ACTION ITEM:
Pictures do not belong in the copy; quote every entry below exactly.
EXTRACTED MATERIAL below:
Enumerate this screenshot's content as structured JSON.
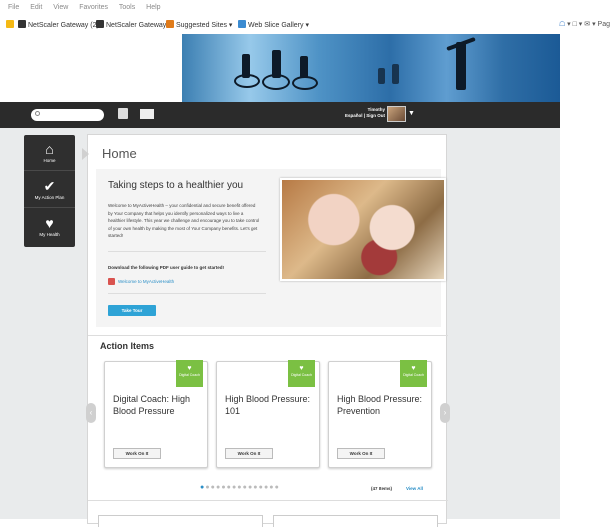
{
  "browser": {
    "menu": [
      "File",
      "Edit",
      "View",
      "Favorites",
      "Tools",
      "Help"
    ],
    "favorites": [
      "NetScaler Gateway (2)",
      "NetScaler Gateway",
      "Suggested Sites ▾",
      "Web Slice Gallery ▾"
    ],
    "tools_text": "▾ □ ▾ ✉ ▾ Pag"
  },
  "navbar": {
    "search_placeholder": "",
    "user_name": "Timothy",
    "user_links": "Español | Sign Out"
  },
  "sidenav": {
    "items": [
      {
        "label": "Home",
        "icon": "home-icon",
        "glyph": "⌂"
      },
      {
        "label": "My Action Plan",
        "icon": "checkmark-icon",
        "glyph": "✔"
      },
      {
        "label": "My Health",
        "icon": "heart-icon",
        "glyph": "♥"
      }
    ]
  },
  "page": {
    "title": "Home",
    "hero": {
      "title": "Taking steps to a healthier you",
      "body": "Welcome to MyActiveHealth – your confidential and secure benefit offered by Your Company that helps you identify personalized ways to live a healthier lifestyle. This year we challenge and encourage you to take control of your own health by making the most of Your Company benefits. Let's get started!",
      "download_heading": "Download the following PDF user guide to get started!",
      "pdf_link": "Welcome to MyActiveHealth",
      "tour_button": "Take Tour"
    },
    "action_items": {
      "title": "Action Items",
      "badge_text": "Digital Coach",
      "cards": [
        {
          "title": "Digital Coach: High Blood Pressure",
          "button": "Work On It"
        },
        {
          "title": "High Blood Pressure: 101",
          "button": "Work On It"
        },
        {
          "title": "High Blood Pressure: Prevention",
          "button": "Work On It"
        }
      ],
      "count_text": "(47 Items)",
      "view_all": "View All",
      "pager_total": 15,
      "pager_active": 1
    }
  },
  "colors": {
    "accent": "#2ea3d6",
    "badge_green": "#7bc043",
    "navbar": "#2b2b2b"
  }
}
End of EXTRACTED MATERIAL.
EXERCISE OUTPUT:
Enumerate this screenshot's content as structured JSON.
{
  "browser": {
    "menu": [
      "File",
      "Edit",
      "View",
      "Favorites",
      "Tools",
      "Help"
    ],
    "favorites": [
      "NetScaler Gateway (2)",
      "NetScaler Gateway",
      "Suggested Sites ▾",
      "Web Slice Gallery ▾"
    ],
    "tools_text": "▾ □ ▾ ✉ ▾ Pag"
  },
  "navbar": {
    "search_placeholder": "",
    "user_name": "Timothy",
    "user_links": "Español | Sign Out"
  },
  "sidenav": {
    "items": [
      {
        "label": "Home",
        "icon": "home-icon",
        "glyph": "⌂"
      },
      {
        "label": "My Action Plan",
        "icon": "checkmark-icon",
        "glyph": "✔"
      },
      {
        "label": "My Health",
        "icon": "heart-icon",
        "glyph": "♥"
      }
    ]
  },
  "page": {
    "title": "Home",
    "hero": {
      "title": "Taking steps to a healthier you",
      "body": "Welcome to MyActiveHealth – your confidential and secure benefit offered by Your Company that helps you identify personalized ways to live a healthier lifestyle. This year we challenge and encourage you to take control of your own health by making the most of Your Company benefits. Let's get started!",
      "download_heading": "Download the following PDF user guide to get started!",
      "pdf_link": "Welcome to MyActiveHealth",
      "tour_button": "Take Tour"
    },
    "action_items": {
      "title": "Action Items",
      "badge_text": "Digital Coach",
      "cards": [
        {
          "title": "Digital Coach: High Blood Pressure",
          "button": "Work On It"
        },
        {
          "title": "High Blood Pressure: 101",
          "button": "Work On It"
        },
        {
          "title": "High Blood Pressure: Prevention",
          "button": "Work On It"
        }
      ],
      "count_text": "(47 Items)",
      "view_all": "View All",
      "pager_total": 15,
      "pager_active": 1
    }
  },
  "colors": {
    "accent": "#2ea3d6",
    "badge_green": "#7bc043",
    "navbar": "#2b2b2b"
  }
}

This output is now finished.